There’s a lot more to tell—Dreams was published as an episodic web novel via Patreon at first before I decided to rewrite it completely and publish it in print, and I took the drastic step to separate it from the game canon to fix the countless incoherencies in the Enderal universe—but I feel like this answer has already been going for too long, so I’ll leave it at that. :)

Jaaros Oonai, magnate, visionary, and master of coin, doesn’t muse about whether the glass is half empty or half full—only about ways to fill it.

Jespar Dal’Varek, drifter, mercenary, and master of avoidance, doesn’t muse at all. He’d rather just drink the damn wine.

Two lives that could not be more different intertwine when a strange contract leads Jespar to the tropical island empire of Kilay, the wealthiest nation of the Civilized World.

 
The mission turns out to be as bizarre as it is lucrative: Jaaros Oonai, the country’s merchant king, knows a secret that could stop a catastrophe, but he has fallen into an inexplicable coma. Together with an ex-priestess and a psychic, Jespar must enter Oonai’s dreams and find this secret.

What should have been a fresh start quickly turns into a nightmare, as Jespar slides into a spiral of disturbing dreams, political intrigue, and clashing ideals, where not only the fate of Kilay but his own sanity are at stake. It’s not long before he learns that sometimes only a spider’s thread divides the sleeping and the awoken.

And that there’s no greater enemy than one’s own mind.

Dreams of the Dying is set in the universe of the award-winning, indie RPG “Enderal,” but stands on its own. It doesn't require knowledge of the game in order to be read.

You can purchase Dreams of the Dying at the following Retailers:
        

And now, The Giveaways.
Thank you NICOLAS LIETZAU for making this giveaway possible.
1 Winner will receive a Copy of Dreams of the Dying (Enderal #1) by Nicolas Lietzau.

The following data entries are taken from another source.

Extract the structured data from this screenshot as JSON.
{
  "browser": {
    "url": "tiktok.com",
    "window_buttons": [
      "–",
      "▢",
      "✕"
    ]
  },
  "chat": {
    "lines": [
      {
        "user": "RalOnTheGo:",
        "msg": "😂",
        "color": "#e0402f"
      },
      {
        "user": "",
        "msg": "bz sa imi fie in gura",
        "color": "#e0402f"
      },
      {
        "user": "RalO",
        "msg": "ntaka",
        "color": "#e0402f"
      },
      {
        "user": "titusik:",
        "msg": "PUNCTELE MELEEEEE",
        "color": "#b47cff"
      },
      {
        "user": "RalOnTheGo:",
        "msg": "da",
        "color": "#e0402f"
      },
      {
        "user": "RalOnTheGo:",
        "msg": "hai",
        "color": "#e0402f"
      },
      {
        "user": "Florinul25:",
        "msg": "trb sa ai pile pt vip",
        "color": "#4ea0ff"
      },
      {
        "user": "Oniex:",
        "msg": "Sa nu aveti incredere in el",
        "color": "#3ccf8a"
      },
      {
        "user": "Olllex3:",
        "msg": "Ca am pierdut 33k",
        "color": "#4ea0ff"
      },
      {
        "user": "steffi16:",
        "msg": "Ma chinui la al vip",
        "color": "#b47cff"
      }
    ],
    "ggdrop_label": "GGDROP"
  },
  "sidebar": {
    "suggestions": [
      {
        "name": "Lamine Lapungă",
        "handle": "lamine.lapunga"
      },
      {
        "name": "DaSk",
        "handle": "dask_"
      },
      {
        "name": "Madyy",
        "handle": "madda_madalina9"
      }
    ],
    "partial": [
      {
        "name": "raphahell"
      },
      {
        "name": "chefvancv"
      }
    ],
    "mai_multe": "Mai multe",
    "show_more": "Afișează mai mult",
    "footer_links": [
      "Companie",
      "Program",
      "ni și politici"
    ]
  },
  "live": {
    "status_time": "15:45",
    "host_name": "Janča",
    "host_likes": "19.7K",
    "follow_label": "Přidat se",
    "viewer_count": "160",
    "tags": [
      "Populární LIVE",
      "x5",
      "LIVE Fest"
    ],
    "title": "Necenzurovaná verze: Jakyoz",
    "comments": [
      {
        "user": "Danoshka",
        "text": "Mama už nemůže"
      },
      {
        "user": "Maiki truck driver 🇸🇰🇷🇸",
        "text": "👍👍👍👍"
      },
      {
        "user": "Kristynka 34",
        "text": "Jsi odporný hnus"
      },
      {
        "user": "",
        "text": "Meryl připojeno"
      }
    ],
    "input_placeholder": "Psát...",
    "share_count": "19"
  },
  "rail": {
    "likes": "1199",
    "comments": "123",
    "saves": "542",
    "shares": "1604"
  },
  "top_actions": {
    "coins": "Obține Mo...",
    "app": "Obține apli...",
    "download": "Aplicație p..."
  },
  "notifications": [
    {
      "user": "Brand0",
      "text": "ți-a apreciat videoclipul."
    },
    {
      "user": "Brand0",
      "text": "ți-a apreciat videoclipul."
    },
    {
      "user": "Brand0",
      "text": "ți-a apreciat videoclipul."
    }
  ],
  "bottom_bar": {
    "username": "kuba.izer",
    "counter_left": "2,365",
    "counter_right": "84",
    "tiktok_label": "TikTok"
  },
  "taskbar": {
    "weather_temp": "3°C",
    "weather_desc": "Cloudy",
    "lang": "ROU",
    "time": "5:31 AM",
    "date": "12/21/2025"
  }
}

*JBN is not responsible for Lost or Damaged Books in your Nerdy Mail Box*
a Rafflecopter giveaway
jbnlatestinterviews

1 comment: